I find that a lot of my students are having difficulty, especially with their source analysis assignments.
What is a source analysis assignment?
It is creating a written response to a primary source image or text. Usually, for a longer assignment, there are three primary sources that you must write about in an essay format. (Introduction, Body Paragraphs about each source, Conclusion)
Step 1: Look at the picture or text. Take notes of the answers to these questions for each source separately.
What do you see? What is ACTUALLY in the image? BE SPECIFIC!! If there is a ring on the woman’s hand, is it on the ring/wedding finger?
Who is in the image? Is it a famous person? What kind of people: ages, genders, relationship to others in the source, ethnicity, etc?
Where/When: What time period is the source from- be specific: year/era, what point in the war? Can you tell if it is supposed to be for a specific country/nation? Explain the setting shown in the picture.
Why was this source created? What is the purpose of this source? Was it propaganda- for whom, or against whom? Why does this source matter in its own time period? Do you think it was successful based on the impact it may have had in its own time period? Who would agree with the message, who would disagree? Does it do its job well- is the message clear?
IF THE SOURCE IS A QUOTE OR PASSAGE OF TEXT: keep those questions in mind and write notes about the text. Also, highlight any KEY WORDS you think are important to include or interpret in your own words within your response.
** REMEMBER TO LINK EVERYTHING BACK TO THE THEME OF THE COURSE**
What does that actually mean? Think back to the key vocabulary from the unit or course and use it!
Step 2: If you are NOT going to have an introduction and conclusion paragraph, make sure you have a thesis (a position about the sources in relation to the unit/course)
THESIS: Your thesis is what has your opinion, or the argument you are trying to prove. Pick a position and stick with it. No wishy-washy statements about how the source(s) both promote and discourage the theme. Pick a side. You can discuss how one source does a better job than the other, but you still must pick a side.
Step 3: Turn notes into intelligent sentences. Each source’s response should be about a paragraph in style. That does NOT mean that it is only five sentences long. It can definitely be longer than five sentences. But, make sure you are not just repeating or rephrasing yourself. Do this for each source, which will become your main body paragraphs of the essay. Most responses will have a paragraph for each source and one extra for the relationship between the sources.
Communication/Writing Mechanics: I should hope it goes without saying, but I’ll say it anyways; use academic writing style and notations. That means no contractions (no “can’t”, “won’t”, “I’ve”, etc).

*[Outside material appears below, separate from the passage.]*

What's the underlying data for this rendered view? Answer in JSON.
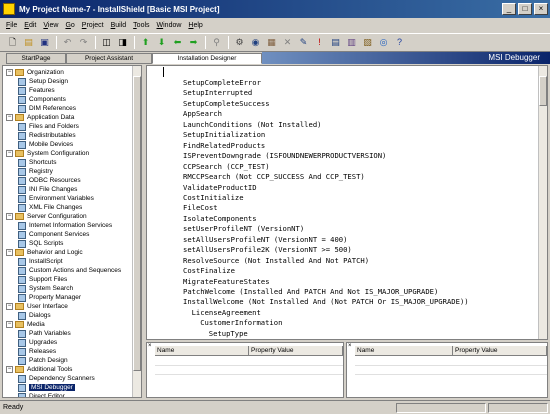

Marking/Grading: Also, go back to the grading rubric. If there are 4 points to be earned for the Identification of Relationships, make sure you have four clear and separate points made in your assignment.
If you would like more specific instructions for the Alberta curriculum, please see my next post here.